Since our first racetrack camping trip was such a success, we looked at the event calendar for a follow up event and bought tickets to the IMSA Sportscar Championship in August. With our Jaguar XJ8 packed to the headliner we set out for three days and two nights with full camping gear for the complete camping experience.
IMSA weekend is VIR’s big spectator event this season, so by Friday afternoon most of the prime camping spots were spoken for. VIR is a big beautiful facility though, with several nice dedicated camping areas, both clear and wooded. We picked a flat spot with no exposed roots in the trees near the pond, behind the Ferrari prancing horse statue, and set up camp.
Weather can be unpredictable in this region in late August with potential for severe temperature fluctuations overnight, so I came prepared. Or so I thought. We weren’t going to need the sweatshirts and extra sleeping bags I brought in case the mercury dropped, but we were looking forward to running some fans off the generator I picked up on sale at Harbor Freight earlier in the week. Unfortunately, the little Storm Cat Harbor Freight generator only ran for about 12 minutes before it vibrated its recoil handle off, sucked the coil rope into the flywheel, and ate the plastic arm that grabs the flywheel when you pull the rope. No more electricity. No more fans. How do you know your 8-year-old is having the time of his life? When it’s a humid 96 degrees at eleven o’clock PM, you’re both sweating bullets, and he’s still thrilled to be there. The bullfrogs eventually sang us to sleep, and with the tent canopy removed for maximum airflow we opened our eyes to blue mountain skies and the rhythmic thrum of race engines warming up in the paddock across the pond.
Saturday morning began Alex’s full camping experience with pepper, onion, and cheese omelets with bacon cooked on our trusty old Coleman camp stove. I forgot to pack plates, so we ate our eggs out of a red solo cup, and lined another cup with paper towels to absorb the bacon grease. Half the fun of camping is necessary improvisation, and Alex got a crash course. After some spectating we ran back to camp for another campground staple – hot dogs. We boiled up a pot of water and prepared some Cup ‘O Noodles to complement the dogs, then hit the bleachers for more wheel to wheel action. We shared dinner with our buddies, the Torres brothers, who were camped out with us – burgers and teriyaki chicken with fresh raw snap peas.
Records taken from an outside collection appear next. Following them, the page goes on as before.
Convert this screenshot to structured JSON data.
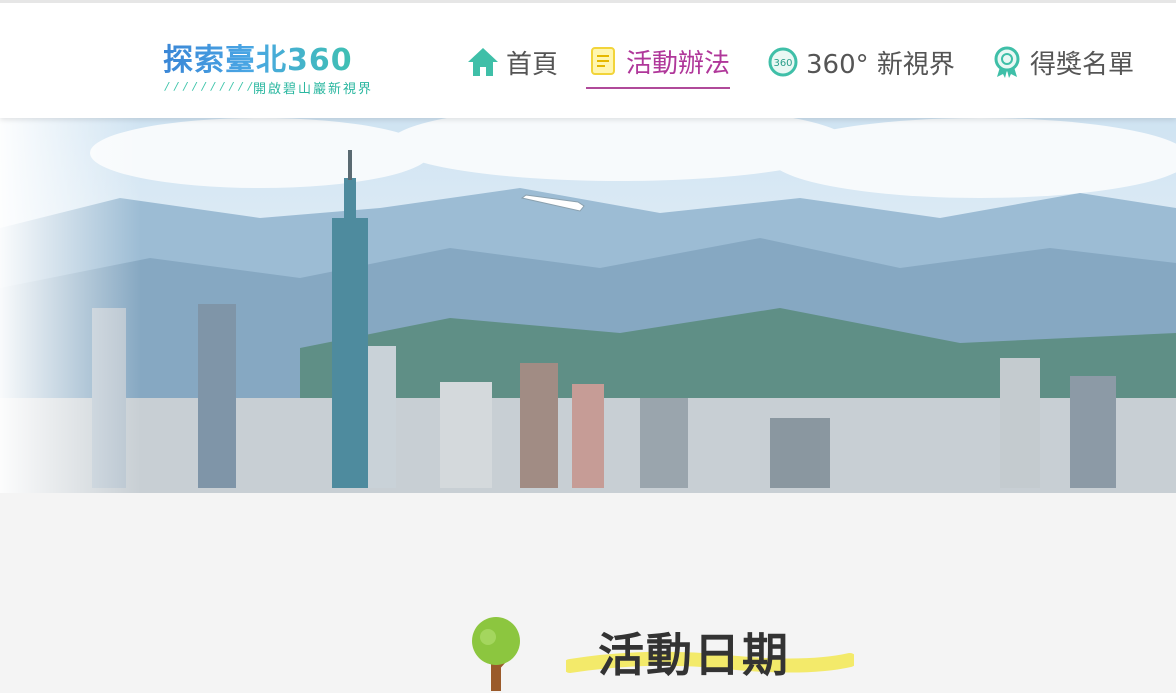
{
  "logo": {
    "title": "探索臺北360",
    "subtitle": "開啟碧山巖新視界",
    "deco": "/ / / / / / / / / /"
  },
  "nav": {
    "items": [
      {
        "label": "首頁",
        "icon": "home-icon",
        "active": false
      },
      {
        "label": "活動辦法",
        "icon": "document-icon",
        "active": true
      },
      {
        "label": "360° 新視界",
        "icon": "360-icon",
        "active": false
      },
      {
        "label": "得獎名單",
        "icon": "award-ribbon-icon",
        "active": false
      }
    ]
  },
  "colors": {
    "accent": "#b0379a",
    "teal": "#3fbfa8",
    "highlight": "#f3ea6a"
  },
  "section": {
    "title": "活動日期",
    "icon": "tree-icon"
  }
}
Meat is a staple of a male run campsite, but a growing boy and his aging Dad need their veggies. Nightfall brought smores over the charcoal grill and cards by the light of an old gas lantern.